Preparations are well under way for this year's "Olympics" in London. Surely some mistake here? The once-every-four-years sporting extravanganza due to be hosted by the UK will not be taking place until 2012. That is right. But there is another Olympic-style competition, which will be taking place at the Excel centre in London Docklands this October. It's WorldSkills London 2011 – an Olympic-style competition that is arguably just as important to the country's economy as the main event.

This year will see the biggest Skills "Olympics", with around 1000 competitors from 53 different countries taking part. They will be competing in 46 different disciplines ranging from bricklaying to carpentry to beauty therapy to restaurant services. There will be gold, silver and bronze medals just like in the sports Olympics, and the UK's competitors are already in training – just as the sportsmen and women are for the main event next year. There are targets being set by coaches, too. "We've set a target of ten medals – five of which should be gold," said Aidan Jones, executive director of WorldSkills London 2011.

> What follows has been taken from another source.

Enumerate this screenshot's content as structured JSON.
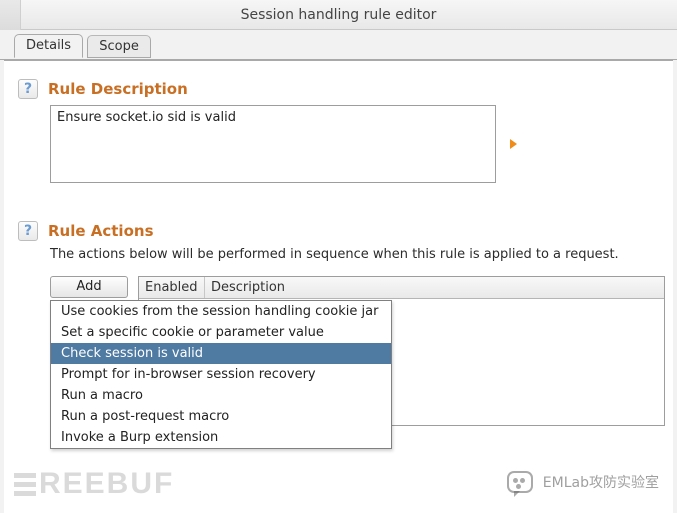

Competitors also have their own mentors to help them to make the most of themselves and their talents in the competition.There will be around 150,000 visitors over the four days of the competition. Many of them will be schoolchildren from Britain, in an effort to persuade them that some of the competitions they are watching could provide them with the key to a secure employment future. "The team are going to be in training for it," said Mr Jones, "but it will become more than just a skills competition – it becomes a careers festival as well."

Certainly, those who have toiled for the UK over the past 15 to 20 years of the competition have found it no hindrance to their future careers – in fact it has been a positive boon. In 2009, when the event last took place in Calgary, Canada, there were three gold medals for British competitors.

Adam Smith, who is employed at the Ritz Hotel in London, won the gold in the cookery section. He has had three promotions since returning from the competition and is now senior sous chef at the world-famous restaurant – third in command out of a staff of 53. It has been financially rewarding for him and he has also had international exposure for his culinary skills.

Richard Sagar, who took gold in the electrical installations sections, has now set up his own company, which is based in London.

The third gold medal winner was Mark Nevin, from Edinburgh in the painting and decorating section. He is now director of a business managing 30 people. A spokeswoman said he had also won business from the Prince of Wales at Dumfries House, a Scottish stately home which the Prince helped to save for the nation.

Quite often, the event takes place without the glare of publicity being thrust upon it. This time the organisers are making great play of fielding their largest team ever, with between 35 and 40 competitors taking part. They will be selected from up to 85 hopefuls chosen as part of the initial squad in November.

Government ministers keep a watchful eye on proceedings. It could also be the one Olympic-style competition where Team UK emerges as the front-runner. The UK is likely to be fielding the biggest team for the event – which, organisers says, knocks the oft-held opinion that we lag way behind the rest of the world. when it comes to developing practical skills.

October is likely to give us the answer to that question.